--- INPUT RECORDS Enclosed Below ---

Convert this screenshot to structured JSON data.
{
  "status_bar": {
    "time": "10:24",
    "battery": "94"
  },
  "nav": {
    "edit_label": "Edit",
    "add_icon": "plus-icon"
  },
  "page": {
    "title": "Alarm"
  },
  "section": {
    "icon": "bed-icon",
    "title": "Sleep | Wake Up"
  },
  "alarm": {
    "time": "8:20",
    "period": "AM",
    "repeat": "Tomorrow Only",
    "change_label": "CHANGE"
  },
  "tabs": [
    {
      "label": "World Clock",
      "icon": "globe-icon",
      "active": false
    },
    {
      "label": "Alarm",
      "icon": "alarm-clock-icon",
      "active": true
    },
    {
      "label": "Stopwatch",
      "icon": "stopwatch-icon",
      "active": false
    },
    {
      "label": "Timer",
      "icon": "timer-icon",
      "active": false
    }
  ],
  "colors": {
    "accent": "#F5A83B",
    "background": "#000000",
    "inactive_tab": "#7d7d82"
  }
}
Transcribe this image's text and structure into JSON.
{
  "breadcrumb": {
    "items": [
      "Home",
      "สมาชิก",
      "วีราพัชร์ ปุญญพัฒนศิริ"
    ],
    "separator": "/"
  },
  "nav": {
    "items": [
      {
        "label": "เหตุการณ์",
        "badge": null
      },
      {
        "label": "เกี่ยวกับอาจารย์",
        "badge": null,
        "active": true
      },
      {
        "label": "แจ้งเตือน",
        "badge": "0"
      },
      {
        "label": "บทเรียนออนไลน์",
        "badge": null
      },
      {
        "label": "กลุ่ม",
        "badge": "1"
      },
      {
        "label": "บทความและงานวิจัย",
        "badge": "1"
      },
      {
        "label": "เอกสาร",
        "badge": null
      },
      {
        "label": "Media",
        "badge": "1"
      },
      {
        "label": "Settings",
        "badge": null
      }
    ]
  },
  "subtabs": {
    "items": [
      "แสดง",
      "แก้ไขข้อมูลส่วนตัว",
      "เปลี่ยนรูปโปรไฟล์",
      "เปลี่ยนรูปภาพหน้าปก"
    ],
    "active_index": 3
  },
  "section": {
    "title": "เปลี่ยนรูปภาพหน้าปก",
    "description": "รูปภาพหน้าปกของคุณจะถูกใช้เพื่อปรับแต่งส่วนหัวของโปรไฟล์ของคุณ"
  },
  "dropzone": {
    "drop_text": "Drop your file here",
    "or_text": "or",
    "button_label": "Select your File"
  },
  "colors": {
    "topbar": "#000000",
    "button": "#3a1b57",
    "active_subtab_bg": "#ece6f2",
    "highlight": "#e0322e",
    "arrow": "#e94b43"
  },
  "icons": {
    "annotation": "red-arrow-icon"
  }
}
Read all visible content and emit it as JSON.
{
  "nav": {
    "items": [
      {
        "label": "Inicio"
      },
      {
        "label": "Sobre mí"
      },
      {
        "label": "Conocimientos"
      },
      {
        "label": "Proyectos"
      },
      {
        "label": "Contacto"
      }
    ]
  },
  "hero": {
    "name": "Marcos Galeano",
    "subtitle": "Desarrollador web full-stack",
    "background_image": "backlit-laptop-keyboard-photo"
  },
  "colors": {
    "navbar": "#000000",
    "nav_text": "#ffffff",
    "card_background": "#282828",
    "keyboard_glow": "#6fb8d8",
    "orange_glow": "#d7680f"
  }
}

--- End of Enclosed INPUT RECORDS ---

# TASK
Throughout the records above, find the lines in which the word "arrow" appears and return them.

# COMPLETED EXERCISE
    "arrow": "#e94b43"
    "annotation": "red-arrow-icon"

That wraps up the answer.